Conducted last week, before the government ordered the closure of all pubs, restaurants and other non-essential businesses open to the public late on Friday, the monthly Purchasing Managers’ Index (PMI) points to the economy shrinking at a quarterly rate of 1.5-2.0%.
“This decline will likely be the tip of the iceberg and dwarfed by what we will see in the second quarter,” said Chris Williamson, chief business economist at IHS Markit, which compiles the survey.
At the worst point of the 2008-09 recession, Britain’s economy shrank 2.1% in a single quarter.
Economists at Morgan Stanley forecast British economic output will shrink by around 10% or more in the three months to the end of June, and just over 5% in 2020 as a whole, if social restrictions can be relaxed in the second half of the year.
“Should the outbreak - and the associated economic hit - be more prolonged than anticipated, we think that both the Bank of England and the Treasury could ramp up their response, with more spending and more QE,” Morgan Stanley economist Jacob Nell said.
Britain’s central bank restarted quantitative easing (QE) asset purchases last week.
The flash composite PMI - which includes about 85% of firms in the full survey - sank to 37.1 in March from February’s 53.0, its lowest since the survey started in January 1998 and below all forecasts in a Reuters poll of economists.

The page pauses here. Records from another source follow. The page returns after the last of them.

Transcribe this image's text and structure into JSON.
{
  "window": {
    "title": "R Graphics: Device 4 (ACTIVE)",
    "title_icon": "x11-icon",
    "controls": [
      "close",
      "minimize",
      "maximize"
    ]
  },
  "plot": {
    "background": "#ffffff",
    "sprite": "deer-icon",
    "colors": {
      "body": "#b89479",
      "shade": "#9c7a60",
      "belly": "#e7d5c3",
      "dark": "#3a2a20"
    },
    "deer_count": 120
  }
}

The services component sank to 35.7 from 53.2, also a record low.
“Any growth was confined to small pockets of the economy such as food manufacturing, pharmaceuticals and healthcare. Demand elsewhere has collapsed ... as increasing numbers of households and businesses at home and abroad close their doors,” Williamson said.
There was little immediate market reaction to the data, with sterling still close to the 35-year low it struck last week as fears of the virus drove investors into U.S. dollars.
The decline was mirrored in PMI data across the euro zone and as far afield as Australia and Japan, highlighting the global nature of the economic crisis. U.S. surveys were similarly dire.
Let us not seek the Republican answer or the Democratic answer, but the right answer. Let us not seek to fix the blame for the past. Let us accept our own responsibility for the future.